35 Years Ago, The Greatest Horror-Comedy Movie Ever Almost Didn’t Happen
Let’s get nuts and talk some Beetlejuice.
Sometimes, you see a movie and wonder how it ever got made. Beetlejuice is a film where nearly everyone involved asked the same question, but still agreed to make it happen. This year marks the 35th anniversary of Tim Burton’s game-changing film on March 30, 1988. It’s a movie that barely fits a genre or audience type. Beetlejuice disrupted cinematic expectations, puzzled actors and execs, and opened the door for more movies to scare people silly. Grab your “Handbook for the Recently Deceased” and say his name three times, because it’s showtime!
Tim Burton had his first big box-office success in 1985 with Pee-wee’s Big Adventure and was toiling on Batman when he suddenly became disillusioned with the Hollywood formula. When the script for Beetlejuice came into his hands, Burton said “It was the exact opposite of everything I had gotten”, and fell in love with this macabre concept. After extensive retooling of that initial story, a horror comedy was born that became a signature piece for the director and an influential film for generations of moviegoers and moviemakers alike.
Despite being the titular character, Beetlejuice appears on-screen for less than 20 minutes. Michael Keaton proved he was “The Ghost With The Most” by being the sleaziest, grubbiest, and crustiest spook with that scant screentime. Keaton initially turned down the role, confused by the character, but Burton’s passion excited him enough to keep the project into consideration. After several face-to-face meetings, Keaton began to latch onto the idea, working with the SFX team to create the characters' hair, makeup, and wardrobe. Suddenly, it clicked into place and Keaton deciphered who this bizarre bio-exorcist was! The majority of his lines were ad-libbed, making it the performance of a lifetime - or maybe an afterlife.
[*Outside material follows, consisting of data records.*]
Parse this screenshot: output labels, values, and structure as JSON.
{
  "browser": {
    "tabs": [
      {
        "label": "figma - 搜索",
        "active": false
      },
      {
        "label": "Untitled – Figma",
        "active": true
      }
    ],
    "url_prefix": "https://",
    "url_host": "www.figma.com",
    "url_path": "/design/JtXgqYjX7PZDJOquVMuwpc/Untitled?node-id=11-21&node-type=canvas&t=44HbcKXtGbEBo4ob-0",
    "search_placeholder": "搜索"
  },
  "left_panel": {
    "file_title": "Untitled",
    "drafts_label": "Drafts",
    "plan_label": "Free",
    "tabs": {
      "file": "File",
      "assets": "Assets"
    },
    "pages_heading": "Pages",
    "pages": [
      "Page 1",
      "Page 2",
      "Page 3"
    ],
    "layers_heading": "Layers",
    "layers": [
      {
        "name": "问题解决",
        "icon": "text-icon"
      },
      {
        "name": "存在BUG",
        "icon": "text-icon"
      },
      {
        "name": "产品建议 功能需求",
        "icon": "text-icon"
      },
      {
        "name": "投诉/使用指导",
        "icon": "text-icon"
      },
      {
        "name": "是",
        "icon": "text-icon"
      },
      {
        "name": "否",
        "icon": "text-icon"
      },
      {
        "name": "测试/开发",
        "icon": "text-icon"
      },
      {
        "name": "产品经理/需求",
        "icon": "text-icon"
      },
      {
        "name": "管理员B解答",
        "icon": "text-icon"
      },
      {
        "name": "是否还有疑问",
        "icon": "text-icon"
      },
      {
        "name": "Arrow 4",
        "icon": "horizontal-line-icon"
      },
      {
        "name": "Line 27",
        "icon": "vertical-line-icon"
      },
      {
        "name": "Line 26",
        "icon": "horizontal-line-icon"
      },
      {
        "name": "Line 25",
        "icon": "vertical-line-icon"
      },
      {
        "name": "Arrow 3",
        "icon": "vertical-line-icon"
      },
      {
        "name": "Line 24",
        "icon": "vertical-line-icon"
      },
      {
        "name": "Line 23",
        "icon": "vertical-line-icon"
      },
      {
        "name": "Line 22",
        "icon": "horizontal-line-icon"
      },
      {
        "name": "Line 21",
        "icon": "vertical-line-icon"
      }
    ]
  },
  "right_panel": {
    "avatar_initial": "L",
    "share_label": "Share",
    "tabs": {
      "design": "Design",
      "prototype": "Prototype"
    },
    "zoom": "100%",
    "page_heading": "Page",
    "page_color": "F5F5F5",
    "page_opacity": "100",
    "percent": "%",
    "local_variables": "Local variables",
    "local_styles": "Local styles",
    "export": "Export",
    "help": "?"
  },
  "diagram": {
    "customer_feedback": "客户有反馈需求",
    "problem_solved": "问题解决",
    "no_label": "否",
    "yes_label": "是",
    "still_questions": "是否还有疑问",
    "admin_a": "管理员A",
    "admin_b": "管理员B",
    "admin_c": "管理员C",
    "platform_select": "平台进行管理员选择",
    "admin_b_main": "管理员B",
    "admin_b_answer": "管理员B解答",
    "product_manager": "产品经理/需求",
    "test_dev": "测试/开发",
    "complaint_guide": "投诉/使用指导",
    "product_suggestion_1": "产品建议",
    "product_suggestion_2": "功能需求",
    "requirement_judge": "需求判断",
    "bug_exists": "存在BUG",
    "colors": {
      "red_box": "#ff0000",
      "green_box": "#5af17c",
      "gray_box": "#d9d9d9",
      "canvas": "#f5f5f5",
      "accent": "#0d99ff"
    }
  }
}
Keaton wasn’t the only actor hesitant to join the cast, but once everything aligned, movie magic happened. Geena Davis and Alec Baldwin were each stars on the rise, and Jeffrey Jones and Catherine O’Hara were already notable character actors, but Winona Ryder was a relative newcomer. Lydia in Beetlejuice was Ryder’s first big break, and one of the first mainstream movie characters to sport a look that we’d now call “goth.” Between this and Heathers, 1988 proved to be the year of Winona Ryder.
Burton’s penchant for the odd and eerie was not completely known yet, but Beetlejuice was the first major glimpse into the darker parts of his mind. From the pinstripes on Beetlejuice’s infamous suit and the frightening carnival imagery to the simultaneously grotesque and hilarious monster makeup on Davis and Baldwin, the limits of Burton’s imagination were stretched as far as his production budget allowed. None of that would have mattered if not for Danny Elfman’s score, a composer so in synch, with Burton, you’d think they were separated at birth, possibly from parents who worked in the circus. The opening theme remains one of the best movie songs ever made in the ‘80s! How could a song be this ominous and cheery at the same time?
Despite the outlandish horror-comedy elements, the stakes of Beetlejuice are less supernatural than you might remember. If you navigate past the undead, the story is more grounded than Beetlejuice’s casket. The Maitlands were a married couple unable to have kids of their own – made more complicated by dying. Through Lydia, the pair find a second life as surrogate parents in their nuclear family with the Deetzs. It may not be the most fully explored metaphor, but in a movie filled with sandworms and the paranormal, a little realism goes a long way – even as far as six feet under.
35 years later, a sequel is nearing production, with Keaton and Ryder reportedly on board, and rumors swirling about Jenna Ortega joining as Lydia’s daughter. Burton has tried for some time to get this one out of the ground, but with no success. A second film was proposed in 1990 that would have seen Beetlejuice surf-battling the ghost of an ancient Hawaiian Chief. That film never caught on, but if we see Beetlejuice hanging ten in the new movie, you’ll know where the idea came from.
Even without a sequel, the legacy of Beetlejuice lives on in the 1990s animated series, multiple toy and merchandise lines spanning the decades, and even a hit Broadway musical (that is legitimately excellent!). Only Tim Burton could make a family movie out of the whole being dead thing*, a rotten rip-roaring trip through the afterlife and back that stays fresh no matter how many times you watch it.
Beetlejuice is currently streaming on HBO Max, or you can rent it on Amazon.